At Broomwood Primary School our children learn about a number of different religions and beliefs, which we think is vitally important for them to build up appropriate respect for the diversity that surrounds them. Christianity is the dominant religion taught throughout the school, but through the long-term plan, you will see that key aspects of other religions are covered and celebrated too.
I have attached the long-term plan below. Some things may be taught in a different order as we try and link as many things to the overall topic planning as we can.
We recognise that some parents may have concerns regarding some aspects of RE and may wish to withdraw their children from certain aspects. If you do please can you write a letter to the headteacher, who will then arrange a meeting to discuss the concerns further with you.
Miss Rose, RE Co-ordinator
Standard Advisory Councils For RE (SACRE)
Following on from a two-year review the Religious Education Council for England and Wales (REC) has published a new subject framework for religious education (RE). For the first time, the framework puts non-religious worldviews such as Humanism on an equal footing in terms of curriculum time with religious beliefs. The document, which contains 100 references to teaching about non-religious worldviews, has been welcomed by the British Humanist Association (BHA) for underlining the need to teach about the biggest or second biggest category of beliefs amongst young people.
In his foreword for the document, secretary of state for education Michael Gove has written: "All children need to acquire core knowledge and understanding of the beliefs and practices of the religions and worldviews which not only shape their history and culture but which guide their own development. He goes on to say "This RE curriculum framework and the RE Review of which it is part provides for such a model. It has the endorsement of a very wide range of professional organisations and bodies representing faiths and other worldviews. I hope the document will be useful to all those seeking to provide RE of the highest quality for young people in our schools."
The document says that the curriculum aims to ensure that all pupils:
Know about and understand a range of religions and worldviews;
Express ideas and insights about the nature, significance and impact of religions and worldviews; and gain and deploy the skills needed to engage seriously with religions and worldviews.
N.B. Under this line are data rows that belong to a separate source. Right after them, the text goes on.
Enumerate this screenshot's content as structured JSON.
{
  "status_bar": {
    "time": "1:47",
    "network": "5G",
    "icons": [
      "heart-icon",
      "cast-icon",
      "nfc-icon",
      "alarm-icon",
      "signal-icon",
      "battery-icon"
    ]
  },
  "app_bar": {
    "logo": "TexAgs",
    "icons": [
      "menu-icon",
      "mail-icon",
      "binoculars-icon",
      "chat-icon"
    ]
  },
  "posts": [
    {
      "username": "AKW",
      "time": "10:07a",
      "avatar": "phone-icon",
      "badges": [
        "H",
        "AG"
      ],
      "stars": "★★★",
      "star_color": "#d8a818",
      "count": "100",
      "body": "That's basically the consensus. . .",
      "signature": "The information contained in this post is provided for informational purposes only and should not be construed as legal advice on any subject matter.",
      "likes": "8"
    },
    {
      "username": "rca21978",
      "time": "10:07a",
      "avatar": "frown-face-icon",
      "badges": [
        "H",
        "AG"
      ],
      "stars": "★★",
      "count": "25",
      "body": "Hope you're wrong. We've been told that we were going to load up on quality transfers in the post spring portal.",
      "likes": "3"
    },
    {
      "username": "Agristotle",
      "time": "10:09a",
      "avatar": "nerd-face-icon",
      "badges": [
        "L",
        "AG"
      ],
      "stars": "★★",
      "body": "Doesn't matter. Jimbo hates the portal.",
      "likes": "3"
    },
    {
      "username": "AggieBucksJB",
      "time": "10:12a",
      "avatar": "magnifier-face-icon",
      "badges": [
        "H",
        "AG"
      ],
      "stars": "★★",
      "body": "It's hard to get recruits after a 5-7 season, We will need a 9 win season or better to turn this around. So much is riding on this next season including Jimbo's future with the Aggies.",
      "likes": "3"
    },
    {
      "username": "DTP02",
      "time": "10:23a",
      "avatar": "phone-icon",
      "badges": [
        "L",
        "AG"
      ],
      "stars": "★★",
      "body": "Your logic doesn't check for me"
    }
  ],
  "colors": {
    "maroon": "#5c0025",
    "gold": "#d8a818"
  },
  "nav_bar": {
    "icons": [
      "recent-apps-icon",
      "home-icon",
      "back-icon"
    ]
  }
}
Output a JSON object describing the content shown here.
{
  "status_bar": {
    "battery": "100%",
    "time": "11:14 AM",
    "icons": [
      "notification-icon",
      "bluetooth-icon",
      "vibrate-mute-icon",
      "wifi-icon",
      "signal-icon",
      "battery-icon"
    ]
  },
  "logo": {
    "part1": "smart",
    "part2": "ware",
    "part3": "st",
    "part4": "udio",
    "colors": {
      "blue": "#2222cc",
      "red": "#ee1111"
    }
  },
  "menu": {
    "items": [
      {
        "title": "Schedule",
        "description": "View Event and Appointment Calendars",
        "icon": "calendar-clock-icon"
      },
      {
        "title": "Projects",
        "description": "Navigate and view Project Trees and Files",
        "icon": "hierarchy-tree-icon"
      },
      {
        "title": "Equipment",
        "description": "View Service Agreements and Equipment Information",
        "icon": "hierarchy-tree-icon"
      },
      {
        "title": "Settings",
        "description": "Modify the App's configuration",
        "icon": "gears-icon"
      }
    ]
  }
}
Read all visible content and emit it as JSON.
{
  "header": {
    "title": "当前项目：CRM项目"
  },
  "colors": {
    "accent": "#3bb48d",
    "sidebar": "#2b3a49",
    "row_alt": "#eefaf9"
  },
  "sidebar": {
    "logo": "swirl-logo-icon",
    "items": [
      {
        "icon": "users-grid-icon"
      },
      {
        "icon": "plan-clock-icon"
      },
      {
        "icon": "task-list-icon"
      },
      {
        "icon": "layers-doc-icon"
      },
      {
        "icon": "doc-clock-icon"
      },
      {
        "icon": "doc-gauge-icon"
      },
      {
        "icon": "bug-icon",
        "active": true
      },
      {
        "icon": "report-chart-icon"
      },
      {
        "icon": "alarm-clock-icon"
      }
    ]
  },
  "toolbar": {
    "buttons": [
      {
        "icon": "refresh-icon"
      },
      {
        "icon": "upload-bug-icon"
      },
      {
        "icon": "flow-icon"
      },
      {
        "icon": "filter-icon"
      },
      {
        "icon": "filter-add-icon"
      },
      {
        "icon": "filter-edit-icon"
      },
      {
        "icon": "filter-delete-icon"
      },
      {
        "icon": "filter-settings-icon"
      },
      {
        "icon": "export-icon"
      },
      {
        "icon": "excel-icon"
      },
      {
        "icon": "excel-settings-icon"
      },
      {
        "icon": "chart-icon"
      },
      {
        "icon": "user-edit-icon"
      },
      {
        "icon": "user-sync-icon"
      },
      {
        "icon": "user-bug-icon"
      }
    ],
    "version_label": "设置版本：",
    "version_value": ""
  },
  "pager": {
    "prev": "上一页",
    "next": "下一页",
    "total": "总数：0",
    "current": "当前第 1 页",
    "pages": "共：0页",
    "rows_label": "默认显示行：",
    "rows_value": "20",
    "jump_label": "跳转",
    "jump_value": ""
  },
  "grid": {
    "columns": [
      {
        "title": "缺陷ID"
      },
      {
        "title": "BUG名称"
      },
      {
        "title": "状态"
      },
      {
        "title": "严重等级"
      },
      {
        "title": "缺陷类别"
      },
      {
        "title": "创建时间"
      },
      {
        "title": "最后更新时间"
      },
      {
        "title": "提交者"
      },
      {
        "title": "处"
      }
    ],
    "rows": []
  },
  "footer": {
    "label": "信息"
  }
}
It also suggests that although some schools with a religious character will prioritise learning about and from one religion, all types of school need to recognise the diversity of the UK and the importance of learning about its religions and worldviews.